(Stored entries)
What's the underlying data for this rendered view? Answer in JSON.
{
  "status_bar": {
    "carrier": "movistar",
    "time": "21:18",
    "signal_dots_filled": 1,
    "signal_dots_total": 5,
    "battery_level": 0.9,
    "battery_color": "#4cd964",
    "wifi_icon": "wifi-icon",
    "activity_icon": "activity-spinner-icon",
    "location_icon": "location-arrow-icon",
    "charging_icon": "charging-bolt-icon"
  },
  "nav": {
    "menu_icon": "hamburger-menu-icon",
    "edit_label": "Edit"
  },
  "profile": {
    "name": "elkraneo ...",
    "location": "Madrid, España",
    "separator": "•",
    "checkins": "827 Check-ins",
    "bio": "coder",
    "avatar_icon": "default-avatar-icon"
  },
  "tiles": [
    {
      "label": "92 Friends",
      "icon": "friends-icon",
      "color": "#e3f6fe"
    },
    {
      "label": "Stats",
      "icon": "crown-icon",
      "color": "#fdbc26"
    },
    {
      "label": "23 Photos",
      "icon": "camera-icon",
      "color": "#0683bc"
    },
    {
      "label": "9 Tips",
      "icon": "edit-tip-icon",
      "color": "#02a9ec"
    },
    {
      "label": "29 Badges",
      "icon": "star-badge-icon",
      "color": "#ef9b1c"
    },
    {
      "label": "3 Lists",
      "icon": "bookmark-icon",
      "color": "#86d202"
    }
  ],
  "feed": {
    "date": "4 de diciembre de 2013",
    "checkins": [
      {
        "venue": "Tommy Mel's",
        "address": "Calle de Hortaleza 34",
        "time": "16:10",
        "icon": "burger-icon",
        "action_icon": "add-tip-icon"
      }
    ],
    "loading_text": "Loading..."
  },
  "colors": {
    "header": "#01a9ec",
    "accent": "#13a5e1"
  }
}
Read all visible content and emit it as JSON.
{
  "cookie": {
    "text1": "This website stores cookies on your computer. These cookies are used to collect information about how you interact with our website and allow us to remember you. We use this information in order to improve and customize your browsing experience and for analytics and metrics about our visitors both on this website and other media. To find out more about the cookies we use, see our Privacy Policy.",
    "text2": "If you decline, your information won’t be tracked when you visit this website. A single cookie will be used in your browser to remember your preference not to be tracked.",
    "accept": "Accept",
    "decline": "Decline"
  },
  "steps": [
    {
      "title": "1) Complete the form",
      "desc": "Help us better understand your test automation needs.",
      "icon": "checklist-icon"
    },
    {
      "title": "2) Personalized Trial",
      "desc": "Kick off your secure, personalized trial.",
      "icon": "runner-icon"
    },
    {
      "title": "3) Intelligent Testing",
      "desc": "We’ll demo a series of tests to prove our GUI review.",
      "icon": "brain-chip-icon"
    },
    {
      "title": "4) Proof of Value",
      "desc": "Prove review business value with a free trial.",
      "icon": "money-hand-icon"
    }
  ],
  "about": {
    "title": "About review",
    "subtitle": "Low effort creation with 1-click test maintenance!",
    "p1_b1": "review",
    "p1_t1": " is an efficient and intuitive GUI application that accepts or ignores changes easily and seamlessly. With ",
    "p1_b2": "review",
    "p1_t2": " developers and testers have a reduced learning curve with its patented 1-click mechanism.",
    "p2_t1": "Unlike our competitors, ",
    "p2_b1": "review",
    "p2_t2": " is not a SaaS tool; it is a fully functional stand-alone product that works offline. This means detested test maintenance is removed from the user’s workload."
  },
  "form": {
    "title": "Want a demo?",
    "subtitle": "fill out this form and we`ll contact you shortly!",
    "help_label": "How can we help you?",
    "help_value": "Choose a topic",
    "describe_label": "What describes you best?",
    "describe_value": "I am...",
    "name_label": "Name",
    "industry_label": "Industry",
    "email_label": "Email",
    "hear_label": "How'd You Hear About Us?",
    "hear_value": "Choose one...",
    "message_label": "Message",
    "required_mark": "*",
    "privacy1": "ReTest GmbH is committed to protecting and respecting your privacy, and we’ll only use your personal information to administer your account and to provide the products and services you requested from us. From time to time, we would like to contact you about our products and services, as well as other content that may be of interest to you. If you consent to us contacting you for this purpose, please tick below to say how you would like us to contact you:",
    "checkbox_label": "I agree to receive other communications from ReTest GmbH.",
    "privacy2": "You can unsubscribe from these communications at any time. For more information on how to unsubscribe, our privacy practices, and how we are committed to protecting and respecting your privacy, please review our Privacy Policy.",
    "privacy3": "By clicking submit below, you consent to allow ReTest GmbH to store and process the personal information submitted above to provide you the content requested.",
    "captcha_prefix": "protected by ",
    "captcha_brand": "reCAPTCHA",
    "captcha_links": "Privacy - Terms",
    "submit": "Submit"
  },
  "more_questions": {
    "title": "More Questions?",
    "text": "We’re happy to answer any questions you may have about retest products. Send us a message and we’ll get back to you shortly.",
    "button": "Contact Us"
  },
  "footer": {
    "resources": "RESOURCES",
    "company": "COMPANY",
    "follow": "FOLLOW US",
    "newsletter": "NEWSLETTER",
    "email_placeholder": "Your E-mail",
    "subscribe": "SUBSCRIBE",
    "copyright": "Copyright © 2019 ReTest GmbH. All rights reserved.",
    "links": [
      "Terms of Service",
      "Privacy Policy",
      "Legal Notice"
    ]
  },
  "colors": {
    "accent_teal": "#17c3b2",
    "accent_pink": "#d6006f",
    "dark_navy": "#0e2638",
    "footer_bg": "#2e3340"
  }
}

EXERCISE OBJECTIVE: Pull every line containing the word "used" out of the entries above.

WRITTEN SOLUTION:
    "text1": "This website stores cookies on your computer. These cookies are used to collect information about how you interact with our website and allow us to remember you. We use this information in order to improve and customize your browsing experience and for analytics and metrics about our visitors both on this website and other media. To find out more about the cookies we use, see our Privacy Policy.",
    "text2": "If you decline, your information won’t be tracked when you visit this website. A single cookie will be used in your browser to remember your preference not to be tracked.",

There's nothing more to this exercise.